Task item =>
Output the complete listing exactly.

----- Records to process -----

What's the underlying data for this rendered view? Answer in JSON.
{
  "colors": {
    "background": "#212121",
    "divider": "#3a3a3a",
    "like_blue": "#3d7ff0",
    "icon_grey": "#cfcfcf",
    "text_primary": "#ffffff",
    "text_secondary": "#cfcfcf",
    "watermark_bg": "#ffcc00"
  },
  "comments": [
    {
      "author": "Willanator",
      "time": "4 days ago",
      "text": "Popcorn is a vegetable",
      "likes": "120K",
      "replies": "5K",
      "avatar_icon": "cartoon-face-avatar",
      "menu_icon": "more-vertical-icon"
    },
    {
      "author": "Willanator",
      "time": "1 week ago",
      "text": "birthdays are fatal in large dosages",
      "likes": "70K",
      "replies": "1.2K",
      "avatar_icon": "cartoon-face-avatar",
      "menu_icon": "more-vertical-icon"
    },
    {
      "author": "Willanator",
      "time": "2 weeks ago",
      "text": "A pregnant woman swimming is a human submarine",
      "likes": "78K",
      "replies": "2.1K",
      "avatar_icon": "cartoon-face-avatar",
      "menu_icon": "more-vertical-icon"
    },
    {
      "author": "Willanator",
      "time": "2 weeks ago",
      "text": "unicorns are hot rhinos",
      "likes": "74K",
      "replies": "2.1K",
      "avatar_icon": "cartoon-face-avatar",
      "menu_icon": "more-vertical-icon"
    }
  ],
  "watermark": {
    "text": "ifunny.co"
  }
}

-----

Reply to the task =>
What's the underlying data for this rendered view? Answer in JSON.
{
  "colors": {
    "background": "#212121",
    "divider": "#3a3a3a",
    "like_blue": "#3d7ff0",
    "icon_grey": "#cfcfcf",
    "text_primary": "#ffffff",
    "text_secondary": "#cfcfcf",
    "watermark_bg": "#ffcc00"
  },
  "comments": [
    {
      "author": "Willanator",
      "time": "4 days ago",
      "text": "Popcorn is a vegetable",
      "likes": "120K",
      "replies": "5K",
      "avatar_icon": "cartoon-face-avatar",
      "menu_icon": "more-vertical-icon"
    },
    {
      "author": "Willanator",
      "time": "1 week ago",
      "text": "birthdays are fatal in large dosages",
      "likes": "70K",
      "replies": "1.2K",
      "avatar_icon": "cartoon-face-avatar",
      "menu_icon": "more-vertical-icon"
    },
    {
      "author": "Willanator",
      "time": "2 weeks ago",
      "text": "A pregnant woman swimming is a human submarine",
      "likes": "78K",
      "replies": "2.1K",
      "avatar_icon": "cartoon-face-avatar",
      "menu_icon": "more-vertical-icon"
    },
    {
      "author": "Willanator",
      "time": "2 weeks ago",
      "text": "unicorns are hot rhinos",
      "likes": "74K",
      "replies": "2.1K",
      "avatar_icon": "cartoon-face-avatar",
      "menu_icon": "more-vertical-icon"
    }
  ],
  "watermark": {
    "text": "ifunny.co"
  }
}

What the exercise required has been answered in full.